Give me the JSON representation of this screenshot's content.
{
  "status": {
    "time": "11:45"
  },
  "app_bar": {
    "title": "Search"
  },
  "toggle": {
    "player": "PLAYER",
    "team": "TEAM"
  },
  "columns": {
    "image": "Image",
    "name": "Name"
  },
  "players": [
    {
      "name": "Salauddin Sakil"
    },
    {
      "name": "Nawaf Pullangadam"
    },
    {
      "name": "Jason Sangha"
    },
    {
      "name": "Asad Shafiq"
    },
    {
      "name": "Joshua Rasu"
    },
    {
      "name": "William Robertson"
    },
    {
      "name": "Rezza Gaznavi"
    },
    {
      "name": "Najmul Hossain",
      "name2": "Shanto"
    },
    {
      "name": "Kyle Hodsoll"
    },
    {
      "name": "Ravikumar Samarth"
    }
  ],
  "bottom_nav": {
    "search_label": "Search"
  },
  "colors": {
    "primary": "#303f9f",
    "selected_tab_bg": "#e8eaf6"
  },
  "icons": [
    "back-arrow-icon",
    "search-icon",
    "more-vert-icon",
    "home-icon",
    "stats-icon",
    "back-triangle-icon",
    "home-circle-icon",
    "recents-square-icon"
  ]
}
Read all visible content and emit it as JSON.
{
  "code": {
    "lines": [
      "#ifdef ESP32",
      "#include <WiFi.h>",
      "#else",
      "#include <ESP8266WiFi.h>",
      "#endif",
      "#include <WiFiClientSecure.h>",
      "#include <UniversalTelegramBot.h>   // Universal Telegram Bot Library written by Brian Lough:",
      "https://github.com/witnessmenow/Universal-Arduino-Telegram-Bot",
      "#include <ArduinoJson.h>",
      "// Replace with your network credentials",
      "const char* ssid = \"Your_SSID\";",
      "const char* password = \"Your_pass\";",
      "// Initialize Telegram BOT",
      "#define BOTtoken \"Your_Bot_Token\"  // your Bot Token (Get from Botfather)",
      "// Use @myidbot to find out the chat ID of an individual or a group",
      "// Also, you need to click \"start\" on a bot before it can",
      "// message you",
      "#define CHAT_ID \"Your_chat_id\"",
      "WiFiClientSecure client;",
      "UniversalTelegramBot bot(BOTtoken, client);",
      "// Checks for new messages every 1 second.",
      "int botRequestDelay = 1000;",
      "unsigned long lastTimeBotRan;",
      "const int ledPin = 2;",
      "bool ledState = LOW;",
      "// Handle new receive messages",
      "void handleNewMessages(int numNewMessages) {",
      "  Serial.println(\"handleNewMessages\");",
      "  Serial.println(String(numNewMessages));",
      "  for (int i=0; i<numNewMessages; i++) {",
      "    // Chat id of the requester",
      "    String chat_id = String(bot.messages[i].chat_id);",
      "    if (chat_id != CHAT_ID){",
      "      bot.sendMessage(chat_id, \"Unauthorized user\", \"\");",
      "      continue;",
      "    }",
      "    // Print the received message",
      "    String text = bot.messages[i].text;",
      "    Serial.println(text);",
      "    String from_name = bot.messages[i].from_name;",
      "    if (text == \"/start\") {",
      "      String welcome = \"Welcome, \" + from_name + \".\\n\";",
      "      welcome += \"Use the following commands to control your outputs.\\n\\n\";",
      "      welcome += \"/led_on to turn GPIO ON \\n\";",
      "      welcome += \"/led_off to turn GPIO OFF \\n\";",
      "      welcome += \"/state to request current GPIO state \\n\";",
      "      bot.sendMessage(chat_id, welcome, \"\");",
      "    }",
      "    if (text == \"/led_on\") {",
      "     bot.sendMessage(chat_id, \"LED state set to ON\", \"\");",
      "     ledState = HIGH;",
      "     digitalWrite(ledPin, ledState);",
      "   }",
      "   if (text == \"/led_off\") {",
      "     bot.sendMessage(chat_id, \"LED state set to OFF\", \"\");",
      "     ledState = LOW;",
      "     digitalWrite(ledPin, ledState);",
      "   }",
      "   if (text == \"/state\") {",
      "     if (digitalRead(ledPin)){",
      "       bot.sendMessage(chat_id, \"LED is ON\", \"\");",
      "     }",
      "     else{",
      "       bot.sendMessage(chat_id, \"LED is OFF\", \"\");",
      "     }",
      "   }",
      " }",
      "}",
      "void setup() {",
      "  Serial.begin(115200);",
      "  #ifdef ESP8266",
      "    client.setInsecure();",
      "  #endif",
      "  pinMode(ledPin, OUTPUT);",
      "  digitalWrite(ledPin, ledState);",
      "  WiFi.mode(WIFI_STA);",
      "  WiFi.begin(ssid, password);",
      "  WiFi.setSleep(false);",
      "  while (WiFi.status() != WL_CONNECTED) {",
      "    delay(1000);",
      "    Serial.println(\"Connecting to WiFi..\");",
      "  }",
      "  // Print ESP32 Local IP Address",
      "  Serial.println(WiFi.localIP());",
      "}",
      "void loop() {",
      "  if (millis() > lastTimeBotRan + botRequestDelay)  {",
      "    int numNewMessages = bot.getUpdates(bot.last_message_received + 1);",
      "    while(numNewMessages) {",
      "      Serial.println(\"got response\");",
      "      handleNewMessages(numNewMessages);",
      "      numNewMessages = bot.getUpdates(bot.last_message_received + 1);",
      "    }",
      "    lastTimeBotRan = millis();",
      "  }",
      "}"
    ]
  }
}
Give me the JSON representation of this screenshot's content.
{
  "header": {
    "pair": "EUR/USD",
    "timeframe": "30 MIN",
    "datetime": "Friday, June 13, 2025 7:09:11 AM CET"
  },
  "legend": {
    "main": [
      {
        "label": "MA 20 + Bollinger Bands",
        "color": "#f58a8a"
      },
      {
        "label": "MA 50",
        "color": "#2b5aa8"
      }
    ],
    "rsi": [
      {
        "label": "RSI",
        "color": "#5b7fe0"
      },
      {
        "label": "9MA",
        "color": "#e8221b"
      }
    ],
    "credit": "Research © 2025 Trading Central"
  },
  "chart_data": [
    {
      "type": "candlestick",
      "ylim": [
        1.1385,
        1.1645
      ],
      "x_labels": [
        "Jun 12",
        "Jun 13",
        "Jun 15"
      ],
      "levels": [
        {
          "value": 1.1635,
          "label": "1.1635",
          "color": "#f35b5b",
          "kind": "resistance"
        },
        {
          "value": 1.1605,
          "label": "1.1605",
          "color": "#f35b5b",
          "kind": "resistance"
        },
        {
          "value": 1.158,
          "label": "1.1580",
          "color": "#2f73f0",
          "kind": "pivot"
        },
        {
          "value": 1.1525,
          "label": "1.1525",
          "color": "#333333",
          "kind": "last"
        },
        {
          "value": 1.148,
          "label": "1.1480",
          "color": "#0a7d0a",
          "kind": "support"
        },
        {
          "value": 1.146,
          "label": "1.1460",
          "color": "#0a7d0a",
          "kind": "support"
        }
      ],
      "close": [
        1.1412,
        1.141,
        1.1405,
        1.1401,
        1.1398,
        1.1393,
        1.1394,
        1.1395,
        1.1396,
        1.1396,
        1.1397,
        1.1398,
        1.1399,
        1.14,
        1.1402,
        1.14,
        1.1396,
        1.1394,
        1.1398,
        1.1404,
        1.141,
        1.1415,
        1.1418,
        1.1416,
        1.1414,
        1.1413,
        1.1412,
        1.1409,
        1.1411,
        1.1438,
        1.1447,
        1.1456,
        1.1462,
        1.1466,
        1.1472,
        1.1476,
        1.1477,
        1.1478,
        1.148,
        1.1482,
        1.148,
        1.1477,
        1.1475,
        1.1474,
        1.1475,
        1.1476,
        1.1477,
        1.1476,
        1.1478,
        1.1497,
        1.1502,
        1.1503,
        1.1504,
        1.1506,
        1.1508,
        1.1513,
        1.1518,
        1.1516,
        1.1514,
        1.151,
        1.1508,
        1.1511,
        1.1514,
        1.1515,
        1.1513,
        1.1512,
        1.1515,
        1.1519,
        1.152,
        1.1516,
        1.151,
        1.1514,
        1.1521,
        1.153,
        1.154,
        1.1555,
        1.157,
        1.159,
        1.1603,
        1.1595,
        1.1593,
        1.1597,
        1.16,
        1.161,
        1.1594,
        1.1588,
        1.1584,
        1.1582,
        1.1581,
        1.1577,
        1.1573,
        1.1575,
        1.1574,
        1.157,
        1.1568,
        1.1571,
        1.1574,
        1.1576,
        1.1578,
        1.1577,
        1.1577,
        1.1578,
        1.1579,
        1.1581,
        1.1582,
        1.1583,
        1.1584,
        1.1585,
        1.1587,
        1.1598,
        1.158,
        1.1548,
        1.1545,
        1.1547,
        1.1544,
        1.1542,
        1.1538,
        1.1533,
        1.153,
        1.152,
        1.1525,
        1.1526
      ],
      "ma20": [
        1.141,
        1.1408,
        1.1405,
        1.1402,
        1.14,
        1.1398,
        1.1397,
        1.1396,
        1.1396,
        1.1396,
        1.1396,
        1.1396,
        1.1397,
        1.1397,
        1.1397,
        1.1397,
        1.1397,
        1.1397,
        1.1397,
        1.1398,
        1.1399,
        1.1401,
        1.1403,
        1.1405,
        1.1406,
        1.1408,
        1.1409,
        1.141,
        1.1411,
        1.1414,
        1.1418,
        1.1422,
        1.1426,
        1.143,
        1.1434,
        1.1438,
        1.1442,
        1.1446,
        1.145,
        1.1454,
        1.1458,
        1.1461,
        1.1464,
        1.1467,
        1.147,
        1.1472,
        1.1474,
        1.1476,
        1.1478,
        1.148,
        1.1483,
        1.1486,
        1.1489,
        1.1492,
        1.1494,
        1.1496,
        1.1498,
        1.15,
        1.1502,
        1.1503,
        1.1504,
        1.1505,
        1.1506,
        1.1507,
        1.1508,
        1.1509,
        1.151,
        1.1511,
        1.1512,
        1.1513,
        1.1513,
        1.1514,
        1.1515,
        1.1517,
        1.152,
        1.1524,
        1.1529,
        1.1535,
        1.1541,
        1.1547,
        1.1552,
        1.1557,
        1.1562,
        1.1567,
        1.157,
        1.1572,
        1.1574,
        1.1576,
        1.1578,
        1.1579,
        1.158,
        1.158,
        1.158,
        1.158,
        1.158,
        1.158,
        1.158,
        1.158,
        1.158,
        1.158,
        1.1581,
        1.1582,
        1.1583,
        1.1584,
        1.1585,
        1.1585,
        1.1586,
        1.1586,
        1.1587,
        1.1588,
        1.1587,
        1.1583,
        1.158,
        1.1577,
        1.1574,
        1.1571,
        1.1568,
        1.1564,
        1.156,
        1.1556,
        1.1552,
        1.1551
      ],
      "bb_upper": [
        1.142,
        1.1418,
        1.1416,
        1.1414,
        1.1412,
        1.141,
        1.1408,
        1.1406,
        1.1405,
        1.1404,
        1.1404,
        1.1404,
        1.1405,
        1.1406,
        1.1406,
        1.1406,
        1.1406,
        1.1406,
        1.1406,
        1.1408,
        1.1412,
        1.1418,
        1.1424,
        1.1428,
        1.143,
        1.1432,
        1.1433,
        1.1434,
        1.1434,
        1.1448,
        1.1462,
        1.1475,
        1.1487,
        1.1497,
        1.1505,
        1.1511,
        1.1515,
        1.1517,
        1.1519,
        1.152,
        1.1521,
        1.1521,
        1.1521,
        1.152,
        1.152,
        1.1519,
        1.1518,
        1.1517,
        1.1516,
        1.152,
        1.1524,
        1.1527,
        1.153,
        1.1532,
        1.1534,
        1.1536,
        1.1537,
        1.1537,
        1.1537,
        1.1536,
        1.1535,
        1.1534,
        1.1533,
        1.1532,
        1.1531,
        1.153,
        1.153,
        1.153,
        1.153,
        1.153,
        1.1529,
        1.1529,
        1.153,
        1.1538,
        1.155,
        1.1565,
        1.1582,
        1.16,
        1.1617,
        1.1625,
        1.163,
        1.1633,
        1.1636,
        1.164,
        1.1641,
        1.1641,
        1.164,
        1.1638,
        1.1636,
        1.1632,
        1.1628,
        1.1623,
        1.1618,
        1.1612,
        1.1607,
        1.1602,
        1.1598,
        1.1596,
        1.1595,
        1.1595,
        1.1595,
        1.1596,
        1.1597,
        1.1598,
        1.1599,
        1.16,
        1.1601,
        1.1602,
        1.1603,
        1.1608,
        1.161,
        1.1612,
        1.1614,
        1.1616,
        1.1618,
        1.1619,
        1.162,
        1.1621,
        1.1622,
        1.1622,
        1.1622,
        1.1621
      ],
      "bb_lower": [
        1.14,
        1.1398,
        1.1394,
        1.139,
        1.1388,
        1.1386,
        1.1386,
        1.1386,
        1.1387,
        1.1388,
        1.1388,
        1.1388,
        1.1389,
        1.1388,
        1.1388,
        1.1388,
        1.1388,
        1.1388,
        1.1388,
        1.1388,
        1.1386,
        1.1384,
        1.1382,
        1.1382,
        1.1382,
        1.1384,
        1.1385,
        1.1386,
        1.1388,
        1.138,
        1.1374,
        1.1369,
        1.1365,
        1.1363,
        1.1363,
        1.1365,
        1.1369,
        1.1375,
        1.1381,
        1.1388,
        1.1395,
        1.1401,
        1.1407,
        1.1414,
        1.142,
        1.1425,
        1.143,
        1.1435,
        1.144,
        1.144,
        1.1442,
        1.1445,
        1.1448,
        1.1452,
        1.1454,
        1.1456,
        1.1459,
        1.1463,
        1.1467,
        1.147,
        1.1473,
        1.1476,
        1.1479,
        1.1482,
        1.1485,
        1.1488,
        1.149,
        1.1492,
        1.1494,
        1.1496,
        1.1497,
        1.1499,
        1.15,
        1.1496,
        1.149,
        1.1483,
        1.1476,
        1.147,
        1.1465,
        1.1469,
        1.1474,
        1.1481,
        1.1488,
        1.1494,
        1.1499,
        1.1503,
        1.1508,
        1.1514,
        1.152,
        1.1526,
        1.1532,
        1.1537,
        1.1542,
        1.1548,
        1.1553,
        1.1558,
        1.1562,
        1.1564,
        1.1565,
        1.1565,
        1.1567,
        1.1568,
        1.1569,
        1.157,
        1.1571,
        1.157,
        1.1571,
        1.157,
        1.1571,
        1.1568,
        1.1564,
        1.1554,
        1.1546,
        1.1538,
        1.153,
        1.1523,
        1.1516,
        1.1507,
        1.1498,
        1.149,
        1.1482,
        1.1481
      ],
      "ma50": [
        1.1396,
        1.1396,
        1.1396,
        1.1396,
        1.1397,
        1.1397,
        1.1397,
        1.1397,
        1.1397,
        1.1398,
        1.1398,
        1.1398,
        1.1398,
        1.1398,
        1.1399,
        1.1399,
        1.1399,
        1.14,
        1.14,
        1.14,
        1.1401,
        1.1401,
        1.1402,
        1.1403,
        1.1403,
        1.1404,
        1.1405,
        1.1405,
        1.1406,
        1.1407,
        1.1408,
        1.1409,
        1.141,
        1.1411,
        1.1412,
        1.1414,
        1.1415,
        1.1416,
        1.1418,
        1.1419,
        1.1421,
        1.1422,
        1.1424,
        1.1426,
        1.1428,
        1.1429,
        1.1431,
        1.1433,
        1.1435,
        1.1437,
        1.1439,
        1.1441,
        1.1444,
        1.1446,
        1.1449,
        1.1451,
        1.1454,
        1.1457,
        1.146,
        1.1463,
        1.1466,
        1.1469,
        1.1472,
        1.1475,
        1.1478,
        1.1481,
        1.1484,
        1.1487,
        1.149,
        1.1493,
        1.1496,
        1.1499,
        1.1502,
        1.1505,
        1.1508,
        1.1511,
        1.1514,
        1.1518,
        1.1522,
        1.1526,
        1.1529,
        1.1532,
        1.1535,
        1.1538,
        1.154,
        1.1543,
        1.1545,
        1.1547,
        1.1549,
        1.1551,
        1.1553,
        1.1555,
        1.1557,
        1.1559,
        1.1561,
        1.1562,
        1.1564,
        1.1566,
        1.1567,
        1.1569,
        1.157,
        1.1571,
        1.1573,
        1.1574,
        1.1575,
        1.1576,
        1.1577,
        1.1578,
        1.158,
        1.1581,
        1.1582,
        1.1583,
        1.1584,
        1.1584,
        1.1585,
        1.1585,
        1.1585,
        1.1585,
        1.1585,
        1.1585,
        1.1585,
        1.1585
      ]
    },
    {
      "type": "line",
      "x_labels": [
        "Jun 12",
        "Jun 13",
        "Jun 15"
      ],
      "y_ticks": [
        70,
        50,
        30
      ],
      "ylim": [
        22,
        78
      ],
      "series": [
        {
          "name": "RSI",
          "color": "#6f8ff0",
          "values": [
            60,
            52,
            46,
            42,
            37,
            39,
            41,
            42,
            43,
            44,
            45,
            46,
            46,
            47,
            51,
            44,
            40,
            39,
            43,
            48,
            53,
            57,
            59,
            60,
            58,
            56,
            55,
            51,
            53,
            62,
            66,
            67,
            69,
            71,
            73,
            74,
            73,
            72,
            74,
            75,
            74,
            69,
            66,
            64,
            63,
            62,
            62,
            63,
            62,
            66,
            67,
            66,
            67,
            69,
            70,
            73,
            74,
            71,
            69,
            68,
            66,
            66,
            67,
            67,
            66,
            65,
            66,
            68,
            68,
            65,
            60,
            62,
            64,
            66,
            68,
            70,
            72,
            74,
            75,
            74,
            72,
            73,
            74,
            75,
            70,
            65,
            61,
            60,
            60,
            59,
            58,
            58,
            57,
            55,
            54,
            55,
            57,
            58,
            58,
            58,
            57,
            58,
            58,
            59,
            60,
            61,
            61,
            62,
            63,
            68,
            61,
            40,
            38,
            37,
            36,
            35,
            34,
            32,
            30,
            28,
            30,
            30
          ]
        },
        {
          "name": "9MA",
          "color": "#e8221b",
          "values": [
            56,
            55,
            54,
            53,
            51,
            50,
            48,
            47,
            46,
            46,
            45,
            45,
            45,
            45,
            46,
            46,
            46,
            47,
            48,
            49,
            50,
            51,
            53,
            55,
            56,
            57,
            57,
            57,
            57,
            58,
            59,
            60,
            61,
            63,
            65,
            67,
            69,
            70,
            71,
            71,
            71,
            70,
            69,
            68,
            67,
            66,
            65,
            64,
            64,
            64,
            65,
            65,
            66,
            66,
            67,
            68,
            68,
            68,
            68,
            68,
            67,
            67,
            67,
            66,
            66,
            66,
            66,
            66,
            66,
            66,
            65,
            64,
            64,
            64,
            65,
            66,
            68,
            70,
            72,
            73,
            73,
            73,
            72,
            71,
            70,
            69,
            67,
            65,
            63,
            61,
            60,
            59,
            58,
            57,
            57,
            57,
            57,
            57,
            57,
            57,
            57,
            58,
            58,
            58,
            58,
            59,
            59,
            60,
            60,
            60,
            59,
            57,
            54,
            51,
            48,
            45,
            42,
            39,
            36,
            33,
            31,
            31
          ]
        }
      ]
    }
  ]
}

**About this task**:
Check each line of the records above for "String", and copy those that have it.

**Solution to the exercise**:
      "  Serial.println(String(numNewMessages));",
      "    String chat_id = String(bot.messages[i].chat_id);",
      "    String text = bot.messages[i].text;",
      "    String from_name = bot.messages[i].from_name;",
      "      String welcome = \"Welcome, \" + from_name + \".\\n\";",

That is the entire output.